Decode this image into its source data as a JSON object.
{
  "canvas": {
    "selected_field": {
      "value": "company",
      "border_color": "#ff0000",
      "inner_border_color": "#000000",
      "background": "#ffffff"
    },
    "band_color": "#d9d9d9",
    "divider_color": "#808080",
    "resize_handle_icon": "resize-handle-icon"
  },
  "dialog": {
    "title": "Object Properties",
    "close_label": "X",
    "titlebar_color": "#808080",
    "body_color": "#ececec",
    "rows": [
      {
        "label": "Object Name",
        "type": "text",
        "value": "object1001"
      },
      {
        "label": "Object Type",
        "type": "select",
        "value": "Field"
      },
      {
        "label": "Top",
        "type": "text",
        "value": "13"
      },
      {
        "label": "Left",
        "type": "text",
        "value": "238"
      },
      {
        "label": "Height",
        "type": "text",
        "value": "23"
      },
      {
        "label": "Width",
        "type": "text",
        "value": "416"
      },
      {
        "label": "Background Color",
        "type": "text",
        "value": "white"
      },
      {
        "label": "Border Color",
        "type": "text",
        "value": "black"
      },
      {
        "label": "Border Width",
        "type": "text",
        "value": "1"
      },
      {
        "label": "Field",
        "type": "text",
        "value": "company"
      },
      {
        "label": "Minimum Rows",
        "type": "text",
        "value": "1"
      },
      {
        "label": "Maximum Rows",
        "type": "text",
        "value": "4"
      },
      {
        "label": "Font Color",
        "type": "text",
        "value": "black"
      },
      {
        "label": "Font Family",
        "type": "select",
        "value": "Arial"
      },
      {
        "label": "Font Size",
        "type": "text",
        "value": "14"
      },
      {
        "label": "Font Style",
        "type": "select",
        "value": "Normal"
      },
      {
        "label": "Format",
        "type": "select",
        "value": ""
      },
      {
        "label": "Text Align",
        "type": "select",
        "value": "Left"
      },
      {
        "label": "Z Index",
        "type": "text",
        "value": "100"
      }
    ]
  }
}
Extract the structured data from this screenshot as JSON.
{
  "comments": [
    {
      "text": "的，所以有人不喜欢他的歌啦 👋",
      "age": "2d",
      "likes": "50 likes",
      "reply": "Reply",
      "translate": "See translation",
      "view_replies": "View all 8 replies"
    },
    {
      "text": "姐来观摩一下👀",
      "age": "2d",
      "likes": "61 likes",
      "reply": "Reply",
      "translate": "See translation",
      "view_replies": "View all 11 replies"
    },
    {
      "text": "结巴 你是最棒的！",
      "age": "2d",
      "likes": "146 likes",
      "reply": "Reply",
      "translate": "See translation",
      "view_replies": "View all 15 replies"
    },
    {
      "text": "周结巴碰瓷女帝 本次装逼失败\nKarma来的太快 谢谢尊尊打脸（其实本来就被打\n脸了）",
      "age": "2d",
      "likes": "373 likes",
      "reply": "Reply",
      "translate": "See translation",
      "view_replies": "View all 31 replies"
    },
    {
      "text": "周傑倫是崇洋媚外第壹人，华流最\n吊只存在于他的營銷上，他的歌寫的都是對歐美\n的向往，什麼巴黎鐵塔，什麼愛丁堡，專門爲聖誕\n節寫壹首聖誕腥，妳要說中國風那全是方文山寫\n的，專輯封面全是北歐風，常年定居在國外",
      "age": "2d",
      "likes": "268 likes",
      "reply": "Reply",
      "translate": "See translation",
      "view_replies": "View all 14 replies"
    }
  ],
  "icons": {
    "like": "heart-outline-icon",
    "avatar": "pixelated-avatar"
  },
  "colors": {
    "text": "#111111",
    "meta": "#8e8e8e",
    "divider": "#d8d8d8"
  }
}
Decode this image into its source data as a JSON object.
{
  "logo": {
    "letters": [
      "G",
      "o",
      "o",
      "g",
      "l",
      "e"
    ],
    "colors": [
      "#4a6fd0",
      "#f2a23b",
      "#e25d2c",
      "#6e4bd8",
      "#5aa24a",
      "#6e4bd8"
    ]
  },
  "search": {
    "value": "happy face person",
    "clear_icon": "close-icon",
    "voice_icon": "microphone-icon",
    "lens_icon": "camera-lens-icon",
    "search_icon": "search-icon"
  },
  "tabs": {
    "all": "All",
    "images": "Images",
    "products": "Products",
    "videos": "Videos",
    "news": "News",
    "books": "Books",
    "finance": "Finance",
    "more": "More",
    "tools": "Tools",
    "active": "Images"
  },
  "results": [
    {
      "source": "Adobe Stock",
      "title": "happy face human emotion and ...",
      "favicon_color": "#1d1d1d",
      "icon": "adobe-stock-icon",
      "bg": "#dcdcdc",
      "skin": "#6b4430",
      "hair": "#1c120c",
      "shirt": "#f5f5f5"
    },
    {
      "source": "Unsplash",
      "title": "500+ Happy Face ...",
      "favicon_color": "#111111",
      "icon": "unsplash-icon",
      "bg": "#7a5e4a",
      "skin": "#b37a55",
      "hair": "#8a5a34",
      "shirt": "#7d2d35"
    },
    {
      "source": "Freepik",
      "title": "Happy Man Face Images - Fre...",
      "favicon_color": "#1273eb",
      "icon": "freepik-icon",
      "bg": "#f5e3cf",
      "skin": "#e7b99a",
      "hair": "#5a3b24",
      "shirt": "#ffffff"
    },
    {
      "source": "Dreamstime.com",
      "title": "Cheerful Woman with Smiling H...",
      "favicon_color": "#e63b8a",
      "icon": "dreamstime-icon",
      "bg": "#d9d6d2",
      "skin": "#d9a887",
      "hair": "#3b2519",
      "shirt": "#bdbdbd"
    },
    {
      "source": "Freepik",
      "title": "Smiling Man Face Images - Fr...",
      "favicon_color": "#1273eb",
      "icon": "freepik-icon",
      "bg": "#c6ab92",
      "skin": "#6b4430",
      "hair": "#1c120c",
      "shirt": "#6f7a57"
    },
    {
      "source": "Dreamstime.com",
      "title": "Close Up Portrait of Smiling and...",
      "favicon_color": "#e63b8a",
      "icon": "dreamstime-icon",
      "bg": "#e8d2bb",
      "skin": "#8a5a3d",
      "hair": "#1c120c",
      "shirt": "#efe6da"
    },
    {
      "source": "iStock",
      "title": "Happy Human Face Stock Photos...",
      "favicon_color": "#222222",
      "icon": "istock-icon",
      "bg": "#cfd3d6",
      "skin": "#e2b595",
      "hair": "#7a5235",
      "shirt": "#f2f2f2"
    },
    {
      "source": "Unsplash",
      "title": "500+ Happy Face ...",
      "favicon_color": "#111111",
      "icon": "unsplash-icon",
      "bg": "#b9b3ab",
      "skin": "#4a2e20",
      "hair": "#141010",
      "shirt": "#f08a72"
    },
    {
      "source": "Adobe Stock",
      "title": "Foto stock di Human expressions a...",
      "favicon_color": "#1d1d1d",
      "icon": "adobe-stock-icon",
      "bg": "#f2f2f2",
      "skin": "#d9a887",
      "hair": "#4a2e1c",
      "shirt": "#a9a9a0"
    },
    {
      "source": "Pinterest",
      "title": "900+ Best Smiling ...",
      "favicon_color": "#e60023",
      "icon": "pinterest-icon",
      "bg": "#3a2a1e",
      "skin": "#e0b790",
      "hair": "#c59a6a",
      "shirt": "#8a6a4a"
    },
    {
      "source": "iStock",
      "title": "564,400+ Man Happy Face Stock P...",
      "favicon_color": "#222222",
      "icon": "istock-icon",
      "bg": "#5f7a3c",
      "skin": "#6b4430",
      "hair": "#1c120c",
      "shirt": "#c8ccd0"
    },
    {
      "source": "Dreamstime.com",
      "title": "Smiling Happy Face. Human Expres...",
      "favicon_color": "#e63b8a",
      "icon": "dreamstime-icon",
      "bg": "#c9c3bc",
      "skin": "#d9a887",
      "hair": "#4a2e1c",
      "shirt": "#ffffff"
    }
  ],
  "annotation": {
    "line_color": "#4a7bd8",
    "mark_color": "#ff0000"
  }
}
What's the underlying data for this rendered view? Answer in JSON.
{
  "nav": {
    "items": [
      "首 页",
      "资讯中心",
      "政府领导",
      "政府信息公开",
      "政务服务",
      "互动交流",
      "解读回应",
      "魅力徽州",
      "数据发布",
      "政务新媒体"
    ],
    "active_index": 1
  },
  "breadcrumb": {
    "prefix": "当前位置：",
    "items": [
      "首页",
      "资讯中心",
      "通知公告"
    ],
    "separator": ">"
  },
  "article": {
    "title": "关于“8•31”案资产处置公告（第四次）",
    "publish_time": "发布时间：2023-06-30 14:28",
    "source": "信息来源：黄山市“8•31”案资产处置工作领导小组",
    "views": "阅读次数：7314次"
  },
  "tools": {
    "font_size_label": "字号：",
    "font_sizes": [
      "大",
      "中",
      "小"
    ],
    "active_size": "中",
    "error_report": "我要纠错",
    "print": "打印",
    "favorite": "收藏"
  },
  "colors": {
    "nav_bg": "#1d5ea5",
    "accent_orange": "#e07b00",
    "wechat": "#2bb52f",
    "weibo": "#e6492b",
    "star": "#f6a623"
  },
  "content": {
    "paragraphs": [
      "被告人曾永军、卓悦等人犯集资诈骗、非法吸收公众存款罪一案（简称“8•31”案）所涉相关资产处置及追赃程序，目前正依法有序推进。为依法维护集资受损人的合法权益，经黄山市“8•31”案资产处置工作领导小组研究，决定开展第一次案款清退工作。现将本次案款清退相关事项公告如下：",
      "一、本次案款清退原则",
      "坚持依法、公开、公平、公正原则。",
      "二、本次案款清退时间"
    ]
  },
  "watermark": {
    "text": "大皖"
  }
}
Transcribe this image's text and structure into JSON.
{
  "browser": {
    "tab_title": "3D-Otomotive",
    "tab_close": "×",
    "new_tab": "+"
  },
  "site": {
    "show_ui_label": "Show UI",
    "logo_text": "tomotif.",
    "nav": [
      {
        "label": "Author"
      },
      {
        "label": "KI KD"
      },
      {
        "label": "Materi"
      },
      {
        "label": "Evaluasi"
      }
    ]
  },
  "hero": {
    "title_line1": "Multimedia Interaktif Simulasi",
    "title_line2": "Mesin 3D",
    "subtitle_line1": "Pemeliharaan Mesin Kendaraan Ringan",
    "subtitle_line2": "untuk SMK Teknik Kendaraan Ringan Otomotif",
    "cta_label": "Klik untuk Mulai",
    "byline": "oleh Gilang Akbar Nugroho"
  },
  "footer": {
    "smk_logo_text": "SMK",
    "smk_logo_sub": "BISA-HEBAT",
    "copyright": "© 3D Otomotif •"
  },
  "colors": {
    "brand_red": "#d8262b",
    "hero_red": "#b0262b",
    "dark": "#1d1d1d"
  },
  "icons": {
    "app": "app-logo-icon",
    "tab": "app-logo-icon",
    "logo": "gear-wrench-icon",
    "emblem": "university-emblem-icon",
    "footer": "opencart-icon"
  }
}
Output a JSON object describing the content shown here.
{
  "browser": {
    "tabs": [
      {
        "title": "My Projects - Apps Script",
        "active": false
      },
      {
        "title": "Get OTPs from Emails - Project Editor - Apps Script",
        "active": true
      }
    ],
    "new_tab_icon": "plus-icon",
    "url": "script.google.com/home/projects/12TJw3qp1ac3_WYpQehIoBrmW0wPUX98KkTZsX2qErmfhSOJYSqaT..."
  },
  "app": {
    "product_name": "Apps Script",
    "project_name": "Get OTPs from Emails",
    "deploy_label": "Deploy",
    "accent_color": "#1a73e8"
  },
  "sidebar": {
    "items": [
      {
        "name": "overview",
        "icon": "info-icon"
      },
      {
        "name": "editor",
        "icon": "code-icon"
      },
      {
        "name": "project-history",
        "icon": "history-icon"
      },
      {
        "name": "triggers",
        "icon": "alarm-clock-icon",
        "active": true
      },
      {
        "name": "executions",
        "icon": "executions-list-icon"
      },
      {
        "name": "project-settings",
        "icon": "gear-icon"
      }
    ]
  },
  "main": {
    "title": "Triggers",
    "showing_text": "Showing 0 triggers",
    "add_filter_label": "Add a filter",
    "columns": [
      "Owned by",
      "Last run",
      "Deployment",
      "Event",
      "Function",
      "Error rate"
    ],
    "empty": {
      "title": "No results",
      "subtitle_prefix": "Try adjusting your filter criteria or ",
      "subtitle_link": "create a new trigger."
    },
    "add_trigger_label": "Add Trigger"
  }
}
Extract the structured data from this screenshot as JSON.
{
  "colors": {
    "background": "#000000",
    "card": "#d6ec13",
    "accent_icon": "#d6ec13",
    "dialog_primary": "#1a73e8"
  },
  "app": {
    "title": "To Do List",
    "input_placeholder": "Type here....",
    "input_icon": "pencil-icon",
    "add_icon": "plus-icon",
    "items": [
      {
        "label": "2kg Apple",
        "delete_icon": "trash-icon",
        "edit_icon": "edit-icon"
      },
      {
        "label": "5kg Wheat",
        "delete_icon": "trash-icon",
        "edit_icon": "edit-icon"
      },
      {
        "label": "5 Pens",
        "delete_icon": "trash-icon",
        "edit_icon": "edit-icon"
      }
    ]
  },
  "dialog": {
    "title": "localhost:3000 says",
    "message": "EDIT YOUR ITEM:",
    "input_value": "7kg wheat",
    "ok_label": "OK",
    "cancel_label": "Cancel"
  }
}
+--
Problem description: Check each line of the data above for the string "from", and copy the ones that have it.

Worked solution:
Extract the structured data from this screenshot as JSON.
        "title": "Get OTPs from Emails - Project Editor - Apps Script",
    "project_name": "Get OTPs from Emails",
Extract the structured data from this screenshot as JSON.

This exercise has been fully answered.